Page and application data records:
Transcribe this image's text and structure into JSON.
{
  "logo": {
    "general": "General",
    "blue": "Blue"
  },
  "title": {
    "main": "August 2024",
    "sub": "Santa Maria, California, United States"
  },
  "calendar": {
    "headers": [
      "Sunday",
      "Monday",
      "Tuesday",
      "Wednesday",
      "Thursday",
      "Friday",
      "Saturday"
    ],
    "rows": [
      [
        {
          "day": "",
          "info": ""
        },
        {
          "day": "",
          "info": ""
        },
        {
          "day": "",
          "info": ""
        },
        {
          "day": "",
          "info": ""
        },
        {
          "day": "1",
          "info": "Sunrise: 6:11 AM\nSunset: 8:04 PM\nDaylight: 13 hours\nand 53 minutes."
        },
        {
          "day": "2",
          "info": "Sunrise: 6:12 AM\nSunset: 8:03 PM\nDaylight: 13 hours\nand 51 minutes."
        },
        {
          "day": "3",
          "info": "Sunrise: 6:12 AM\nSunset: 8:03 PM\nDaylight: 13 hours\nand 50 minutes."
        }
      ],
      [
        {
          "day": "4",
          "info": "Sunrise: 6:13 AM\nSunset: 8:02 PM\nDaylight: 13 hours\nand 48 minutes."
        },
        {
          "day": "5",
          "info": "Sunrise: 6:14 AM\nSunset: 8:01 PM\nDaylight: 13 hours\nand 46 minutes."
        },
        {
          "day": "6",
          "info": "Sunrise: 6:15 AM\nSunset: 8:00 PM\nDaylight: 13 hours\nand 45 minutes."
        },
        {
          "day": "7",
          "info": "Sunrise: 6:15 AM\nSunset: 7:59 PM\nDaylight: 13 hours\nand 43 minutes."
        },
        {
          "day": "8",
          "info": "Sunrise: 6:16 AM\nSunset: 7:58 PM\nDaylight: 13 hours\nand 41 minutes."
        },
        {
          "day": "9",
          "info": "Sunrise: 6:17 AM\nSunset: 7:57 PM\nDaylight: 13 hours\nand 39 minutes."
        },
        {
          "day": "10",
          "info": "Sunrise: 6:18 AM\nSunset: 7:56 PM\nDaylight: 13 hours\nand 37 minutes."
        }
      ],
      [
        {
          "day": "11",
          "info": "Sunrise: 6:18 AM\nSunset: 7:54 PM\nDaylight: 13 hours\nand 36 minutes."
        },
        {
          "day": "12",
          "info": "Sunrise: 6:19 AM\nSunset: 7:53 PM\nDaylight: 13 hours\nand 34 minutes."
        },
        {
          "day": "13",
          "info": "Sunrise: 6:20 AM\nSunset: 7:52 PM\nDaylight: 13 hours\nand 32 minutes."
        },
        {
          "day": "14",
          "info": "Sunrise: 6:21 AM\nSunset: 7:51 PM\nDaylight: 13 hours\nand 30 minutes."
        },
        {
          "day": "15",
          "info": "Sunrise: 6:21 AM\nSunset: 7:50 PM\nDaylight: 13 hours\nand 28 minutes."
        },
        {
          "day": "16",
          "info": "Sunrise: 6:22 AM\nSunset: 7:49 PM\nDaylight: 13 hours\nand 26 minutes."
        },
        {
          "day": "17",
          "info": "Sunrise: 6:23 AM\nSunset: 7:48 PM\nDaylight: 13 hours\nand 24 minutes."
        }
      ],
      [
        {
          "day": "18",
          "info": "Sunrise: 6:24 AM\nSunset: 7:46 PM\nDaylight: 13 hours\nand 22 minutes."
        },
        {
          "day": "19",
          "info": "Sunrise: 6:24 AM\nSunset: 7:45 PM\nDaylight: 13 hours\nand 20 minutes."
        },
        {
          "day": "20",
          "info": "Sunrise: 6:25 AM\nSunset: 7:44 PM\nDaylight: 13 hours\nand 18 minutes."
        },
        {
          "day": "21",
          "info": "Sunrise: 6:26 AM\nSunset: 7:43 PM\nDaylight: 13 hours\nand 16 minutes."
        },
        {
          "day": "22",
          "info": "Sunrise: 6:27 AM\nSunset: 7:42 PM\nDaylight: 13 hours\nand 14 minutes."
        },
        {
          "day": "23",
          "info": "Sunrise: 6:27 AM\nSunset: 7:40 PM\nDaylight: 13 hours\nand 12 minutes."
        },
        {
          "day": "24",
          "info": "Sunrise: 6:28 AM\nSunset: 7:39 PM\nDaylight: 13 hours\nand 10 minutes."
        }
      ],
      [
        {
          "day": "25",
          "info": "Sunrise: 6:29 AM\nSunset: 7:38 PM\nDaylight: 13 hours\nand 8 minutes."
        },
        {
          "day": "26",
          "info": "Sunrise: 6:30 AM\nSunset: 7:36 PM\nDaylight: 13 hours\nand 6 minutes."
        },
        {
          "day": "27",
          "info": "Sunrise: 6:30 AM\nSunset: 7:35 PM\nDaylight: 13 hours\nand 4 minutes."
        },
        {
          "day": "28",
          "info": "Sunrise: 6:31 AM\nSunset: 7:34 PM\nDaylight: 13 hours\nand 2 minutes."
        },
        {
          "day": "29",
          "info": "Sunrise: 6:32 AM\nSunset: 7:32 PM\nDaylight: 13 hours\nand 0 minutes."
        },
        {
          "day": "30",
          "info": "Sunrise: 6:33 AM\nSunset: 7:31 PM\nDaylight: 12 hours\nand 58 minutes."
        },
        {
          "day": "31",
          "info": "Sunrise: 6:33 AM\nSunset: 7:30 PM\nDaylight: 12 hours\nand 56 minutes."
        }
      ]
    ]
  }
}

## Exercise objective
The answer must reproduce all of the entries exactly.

## Answer to this task
Transcribe this image's text and structure into JSON.
{
  "logo": {
    "general": "General",
    "blue": "Blue"
  },
  "title": {
    "main": "August 2024",
    "sub": "Santa Maria, California, United States"
  },
  "calendar": {
    "headers": [
      "Sunday",
      "Monday",
      "Tuesday",
      "Wednesday",
      "Thursday",
      "Friday",
      "Saturday"
    ],
    "rows": [
      [
        {
          "day": "",
          "info": ""
        },
        {
          "day": "",
          "info": ""
        },
        {
          "day": "",
          "info": ""
        },
        {
          "day": "",
          "info": ""
        },
        {
          "day": "1",
          "info": "Sunrise: 6:11 AM\nSunset: 8:04 PM\nDaylight: 13 hours\nand 53 minutes."
        },
        {
          "day": "2",
          "info": "Sunrise: 6:12 AM\nSunset: 8:03 PM\nDaylight: 13 hours\nand 51 minutes."
        },
        {
          "day": "3",
          "info": "Sunrise: 6:12 AM\nSunset: 8:03 PM\nDaylight: 13 hours\nand 50 minutes."
        }
      ],
      [
        {
          "day": "4",
          "info": "Sunrise: 6:13 AM\nSunset: 8:02 PM\nDaylight: 13 hours\nand 48 minutes."
        },
        {
          "day": "5",
          "info": "Sunrise: 6:14 AM\nSunset: 8:01 PM\nDaylight: 13 hours\nand 46 minutes."
        },
        {
          "day": "6",
          "info": "Sunrise: 6:15 AM\nSunset: 8:00 PM\nDaylight: 13 hours\nand 45 minutes."
        },
        {
          "day": "7",
          "info": "Sunrise: 6:15 AM\nSunset: 7:59 PM\nDaylight: 13 hours\nand 43 minutes."
        },
        {
          "day": "8",
          "info": "Sunrise: 6:16 AM\nSunset: 7:58 PM\nDaylight: 13 hours\nand 41 minutes."
        },
        {
          "day": "9",
          "info": "Sunrise: 6:17 AM\nSunset: 7:57 PM\nDaylight: 13 hours\nand 39 minutes."
        },
        {
          "day": "10",
          "info": "Sunrise: 6:18 AM\nSunset: 7:56 PM\nDaylight: 13 hours\nand 37 minutes."
        }
      ],
      [
        {
          "day": "11",
          "info": "Sunrise: 6:18 AM\nSunset: 7:54 PM\nDaylight: 13 hours\nand 36 minutes."
        },
        {
          "day": "12",
          "info": "Sunrise: 6:19 AM\nSunset: 7:53 PM\nDaylight: 13 hours\nand 34 minutes."
        },
        {
          "day": "13",
          "info": "Sunrise: 6:20 AM\nSunset: 7:52 PM\nDaylight: 13 hours\nand 32 minutes."
        },
        {
          "day": "14",
          "info": "Sunrise: 6:21 AM\nSunset: 7:51 PM\nDaylight: 13 hours\nand 30 minutes."
        },
        {
          "day": "15",
          "info": "Sunrise: 6:21 AM\nSunset: 7:50 PM\nDaylight: 13 hours\nand 28 minutes."
        },
        {
          "day": "16",
          "info": "Sunrise: 6:22 AM\nSunset: 7:49 PM\nDaylight: 13 hours\nand 26 minutes."
        },
        {
          "day": "17",
          "info": "Sunrise: 6:23 AM\nSunset: 7:48 PM\nDaylight: 13 hours\nand 24 minutes."
        }
      ],
      [
        {
          "day": "18",
          "info": "Sunrise: 6:24 AM\nSunset: 7:46 PM\nDaylight: 13 hours\nand 22 minutes."
        },
        {
          "day": "19",
          "info": "Sunrise: 6:24 AM\nSunset: 7:45 PM\nDaylight: 13 hours\nand 20 minutes."
        },
        {
          "day": "20",
          "info": "Sunrise: 6:25 AM\nSunset: 7:44 PM\nDaylight: 13 hours\nand 18 minutes."
        },
        {
          "day": "21",
          "info": "Sunrise: 6:26 AM\nSunset: 7:43 PM\nDaylight: 13 hours\nand 16 minutes."
        },
        {
          "day": "22",
          "info": "Sunrise: 6:27 AM\nSunset: 7:42 PM\nDaylight: 13 hours\nand 14 minutes."
        },
        {
          "day": "23",
          "info": "Sunrise: 6:27 AM\nSunset: 7:40 PM\nDaylight: 13 hours\nand 12 minutes."
        },
        {
          "day": "24",
          "info": "Sunrise: 6:28 AM\nSunset: 7:39 PM\nDaylight: 13 hours\nand 10 minutes."
        }
      ],
      [
        {
          "day": "25",
          "info": "Sunrise: 6:29 AM\nSunset: 7:38 PM\nDaylight: 13 hours\nand 8 minutes."
        },
        {
          "day": "26",
          "info": "Sunrise: 6:30 AM\nSunset: 7:36 PM\nDaylight: 13 hours\nand 6 minutes."
        },
        {
          "day": "27",
          "info": "Sunrise: 6:30 AM\nSunset: 7:35 PM\nDaylight: 13 hours\nand 4 minutes."
        },
        {
          "day": "28",
          "info": "Sunrise: 6:31 AM\nSunset: 7:34 PM\nDaylight: 13 hours\nand 2 minutes."
        },
        {
          "day": "29",
          "info": "Sunrise: 6:32 AM\nSunset: 7:32 PM\nDaylight: 13 hours\nand 0 minutes."
        },
        {
          "day": "30",
          "info": "Sunrise: 6:33 AM\nSunset: 7:31 PM\nDaylight: 12 hours\nand 58 minutes."
        },
        {
          "day": "31",
          "info": "Sunrise: 6:33 AM\nSunset: 7:30 PM\nDaylight: 12 hours\nand 56 minutes."
        }
      ]
    ]
  }
}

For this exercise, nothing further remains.